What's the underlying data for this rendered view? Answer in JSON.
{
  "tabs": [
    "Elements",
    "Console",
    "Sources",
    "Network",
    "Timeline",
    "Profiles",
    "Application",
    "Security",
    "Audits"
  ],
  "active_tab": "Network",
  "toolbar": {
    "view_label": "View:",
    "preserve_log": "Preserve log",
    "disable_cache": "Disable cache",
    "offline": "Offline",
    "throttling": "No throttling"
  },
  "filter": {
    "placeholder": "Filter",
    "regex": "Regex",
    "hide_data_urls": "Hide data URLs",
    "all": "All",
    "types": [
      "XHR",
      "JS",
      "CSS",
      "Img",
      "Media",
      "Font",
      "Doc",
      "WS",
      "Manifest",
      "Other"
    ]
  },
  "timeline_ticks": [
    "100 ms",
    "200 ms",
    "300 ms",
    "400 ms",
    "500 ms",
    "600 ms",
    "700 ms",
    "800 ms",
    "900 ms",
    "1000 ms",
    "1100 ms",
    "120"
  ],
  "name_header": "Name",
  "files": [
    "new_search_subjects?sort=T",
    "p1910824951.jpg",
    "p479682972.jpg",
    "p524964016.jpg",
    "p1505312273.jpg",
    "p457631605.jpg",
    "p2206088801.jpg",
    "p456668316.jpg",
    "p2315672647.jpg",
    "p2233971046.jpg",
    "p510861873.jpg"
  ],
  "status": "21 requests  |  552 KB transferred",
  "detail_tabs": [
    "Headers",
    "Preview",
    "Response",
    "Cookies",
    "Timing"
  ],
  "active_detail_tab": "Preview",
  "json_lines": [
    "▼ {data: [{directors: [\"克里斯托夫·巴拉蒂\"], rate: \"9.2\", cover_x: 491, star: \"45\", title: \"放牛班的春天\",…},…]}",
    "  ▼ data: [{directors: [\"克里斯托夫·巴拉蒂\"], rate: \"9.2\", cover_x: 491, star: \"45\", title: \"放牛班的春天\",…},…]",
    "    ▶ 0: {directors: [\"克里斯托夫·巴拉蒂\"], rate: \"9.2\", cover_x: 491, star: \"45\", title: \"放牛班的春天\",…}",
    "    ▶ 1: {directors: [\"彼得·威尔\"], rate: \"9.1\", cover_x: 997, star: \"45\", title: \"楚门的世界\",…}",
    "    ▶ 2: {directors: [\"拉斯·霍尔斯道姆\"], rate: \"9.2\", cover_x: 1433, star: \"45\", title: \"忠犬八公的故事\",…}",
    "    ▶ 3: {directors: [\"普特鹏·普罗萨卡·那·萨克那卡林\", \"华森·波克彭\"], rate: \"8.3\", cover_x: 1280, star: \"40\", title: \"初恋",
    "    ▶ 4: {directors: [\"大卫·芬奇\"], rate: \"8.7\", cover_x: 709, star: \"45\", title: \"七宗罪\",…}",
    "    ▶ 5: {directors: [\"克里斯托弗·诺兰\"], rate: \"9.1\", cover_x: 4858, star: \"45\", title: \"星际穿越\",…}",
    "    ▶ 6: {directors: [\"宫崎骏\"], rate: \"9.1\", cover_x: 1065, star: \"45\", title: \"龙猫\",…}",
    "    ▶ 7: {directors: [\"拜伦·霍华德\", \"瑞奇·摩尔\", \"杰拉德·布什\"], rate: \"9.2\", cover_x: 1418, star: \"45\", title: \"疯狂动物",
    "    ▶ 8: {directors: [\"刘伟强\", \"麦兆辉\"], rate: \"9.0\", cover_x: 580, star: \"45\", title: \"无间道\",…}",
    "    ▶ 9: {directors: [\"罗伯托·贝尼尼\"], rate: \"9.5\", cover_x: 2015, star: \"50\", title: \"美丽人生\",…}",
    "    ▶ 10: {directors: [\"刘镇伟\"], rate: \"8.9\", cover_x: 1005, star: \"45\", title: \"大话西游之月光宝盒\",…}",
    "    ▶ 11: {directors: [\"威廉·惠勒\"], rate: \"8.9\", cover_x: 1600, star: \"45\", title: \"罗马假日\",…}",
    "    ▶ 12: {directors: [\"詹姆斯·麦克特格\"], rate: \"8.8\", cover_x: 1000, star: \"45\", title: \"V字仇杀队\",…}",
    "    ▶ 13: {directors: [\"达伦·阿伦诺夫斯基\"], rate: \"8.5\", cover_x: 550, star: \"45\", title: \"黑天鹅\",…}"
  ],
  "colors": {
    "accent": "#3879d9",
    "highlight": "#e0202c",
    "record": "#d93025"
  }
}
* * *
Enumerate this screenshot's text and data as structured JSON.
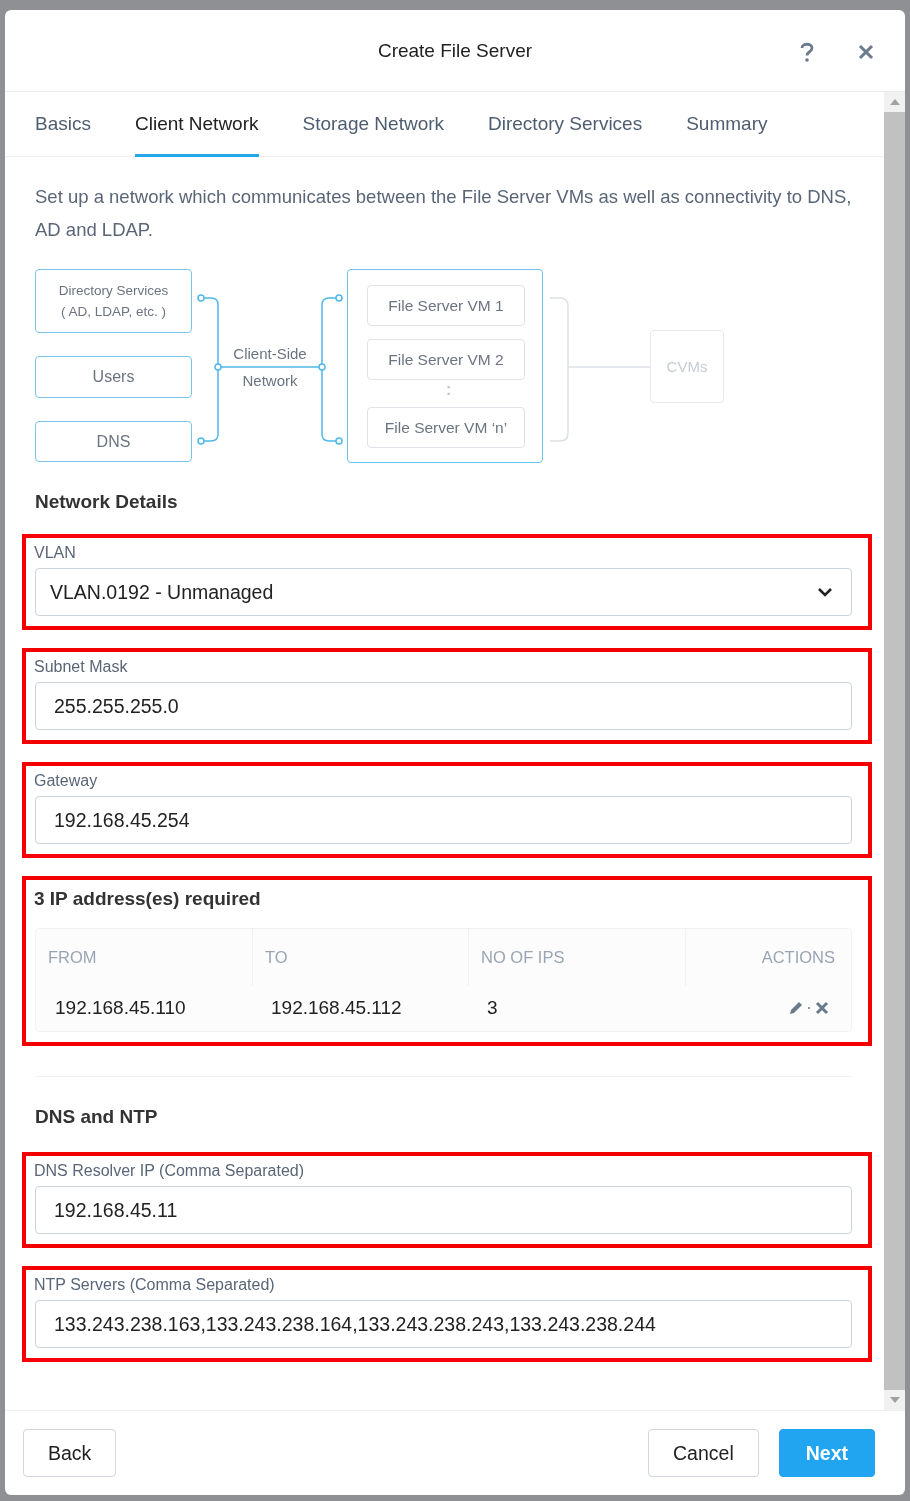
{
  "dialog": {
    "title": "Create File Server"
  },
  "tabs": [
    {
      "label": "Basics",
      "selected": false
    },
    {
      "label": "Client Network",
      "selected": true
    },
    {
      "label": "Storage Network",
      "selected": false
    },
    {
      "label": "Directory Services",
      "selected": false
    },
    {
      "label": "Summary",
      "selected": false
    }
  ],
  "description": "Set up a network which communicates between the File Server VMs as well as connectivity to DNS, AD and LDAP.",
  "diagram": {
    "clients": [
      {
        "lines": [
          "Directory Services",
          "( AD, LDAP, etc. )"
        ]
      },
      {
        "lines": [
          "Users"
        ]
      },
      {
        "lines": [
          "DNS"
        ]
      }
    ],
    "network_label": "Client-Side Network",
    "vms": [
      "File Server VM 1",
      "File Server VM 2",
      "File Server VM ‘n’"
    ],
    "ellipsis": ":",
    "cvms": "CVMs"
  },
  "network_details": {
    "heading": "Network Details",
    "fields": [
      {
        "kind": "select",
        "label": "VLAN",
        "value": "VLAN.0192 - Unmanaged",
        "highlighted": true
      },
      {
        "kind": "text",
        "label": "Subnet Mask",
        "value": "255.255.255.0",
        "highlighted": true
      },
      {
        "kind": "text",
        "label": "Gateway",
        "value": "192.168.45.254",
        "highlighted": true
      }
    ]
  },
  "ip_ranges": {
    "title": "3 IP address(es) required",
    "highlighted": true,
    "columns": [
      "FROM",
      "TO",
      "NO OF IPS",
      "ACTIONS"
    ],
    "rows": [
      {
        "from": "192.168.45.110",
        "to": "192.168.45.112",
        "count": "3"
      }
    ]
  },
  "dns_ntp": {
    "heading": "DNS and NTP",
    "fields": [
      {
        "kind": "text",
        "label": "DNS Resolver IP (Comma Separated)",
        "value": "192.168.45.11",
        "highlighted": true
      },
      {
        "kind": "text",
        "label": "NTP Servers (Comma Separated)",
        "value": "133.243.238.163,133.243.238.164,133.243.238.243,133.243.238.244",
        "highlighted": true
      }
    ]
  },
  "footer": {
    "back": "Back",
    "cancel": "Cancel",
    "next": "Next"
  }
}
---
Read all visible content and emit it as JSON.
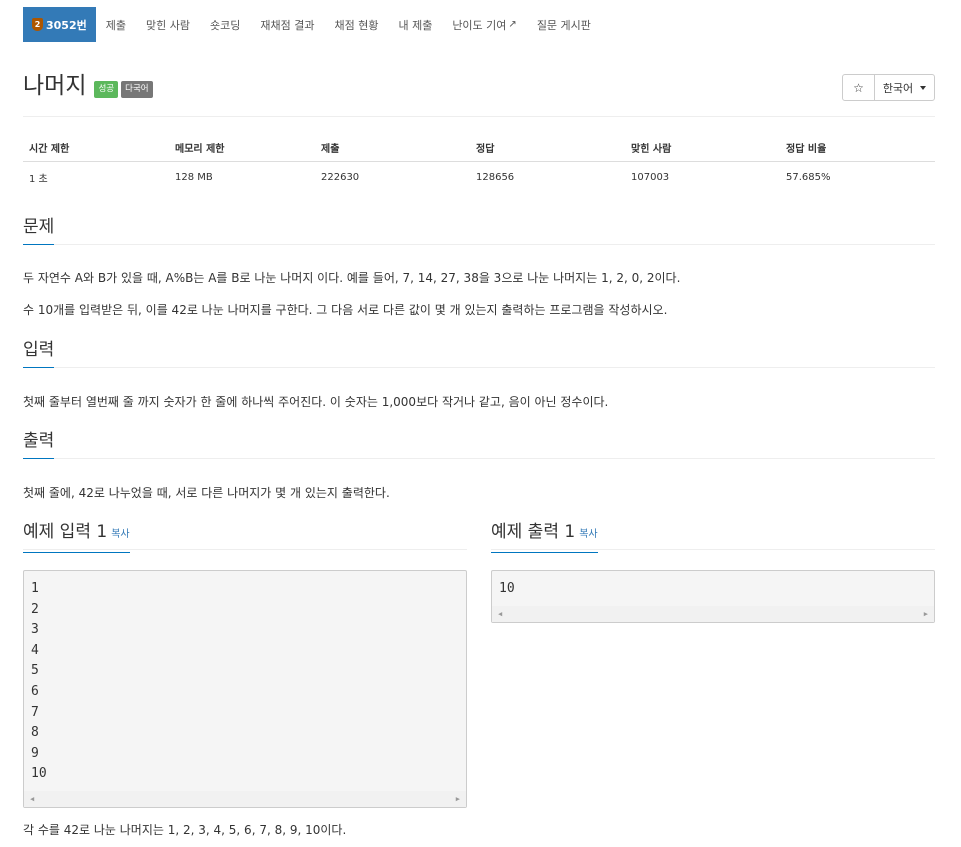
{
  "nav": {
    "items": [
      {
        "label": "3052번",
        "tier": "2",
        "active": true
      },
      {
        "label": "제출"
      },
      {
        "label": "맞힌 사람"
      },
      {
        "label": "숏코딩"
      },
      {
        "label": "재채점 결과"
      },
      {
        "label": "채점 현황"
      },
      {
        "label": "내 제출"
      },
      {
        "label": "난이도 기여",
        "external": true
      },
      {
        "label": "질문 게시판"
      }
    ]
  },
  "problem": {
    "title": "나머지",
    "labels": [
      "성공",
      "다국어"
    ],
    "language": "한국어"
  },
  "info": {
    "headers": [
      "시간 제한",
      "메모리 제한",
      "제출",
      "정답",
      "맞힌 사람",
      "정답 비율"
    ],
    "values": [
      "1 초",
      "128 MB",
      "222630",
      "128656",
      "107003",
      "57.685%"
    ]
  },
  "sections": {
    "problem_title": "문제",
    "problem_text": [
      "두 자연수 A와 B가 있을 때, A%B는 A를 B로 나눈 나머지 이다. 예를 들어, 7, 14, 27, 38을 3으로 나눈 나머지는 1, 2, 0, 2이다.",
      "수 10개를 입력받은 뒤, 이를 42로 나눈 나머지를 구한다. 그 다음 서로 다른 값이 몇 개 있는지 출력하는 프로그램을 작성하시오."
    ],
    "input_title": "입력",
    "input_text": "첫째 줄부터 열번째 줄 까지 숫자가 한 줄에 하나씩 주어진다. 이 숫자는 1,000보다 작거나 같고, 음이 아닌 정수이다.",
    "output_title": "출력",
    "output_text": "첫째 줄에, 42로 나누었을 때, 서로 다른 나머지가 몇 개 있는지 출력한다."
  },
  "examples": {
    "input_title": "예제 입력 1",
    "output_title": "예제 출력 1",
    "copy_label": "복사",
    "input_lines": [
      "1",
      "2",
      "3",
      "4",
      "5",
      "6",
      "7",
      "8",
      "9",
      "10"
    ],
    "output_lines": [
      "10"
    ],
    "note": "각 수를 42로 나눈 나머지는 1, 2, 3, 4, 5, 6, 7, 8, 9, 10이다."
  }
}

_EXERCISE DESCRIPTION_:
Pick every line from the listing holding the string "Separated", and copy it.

_ANSWER TO THIS TASK_:
        "label": "DNS Resolver IP (Comma Separated)",
        "label": "NTP Servers (Comma Separated)",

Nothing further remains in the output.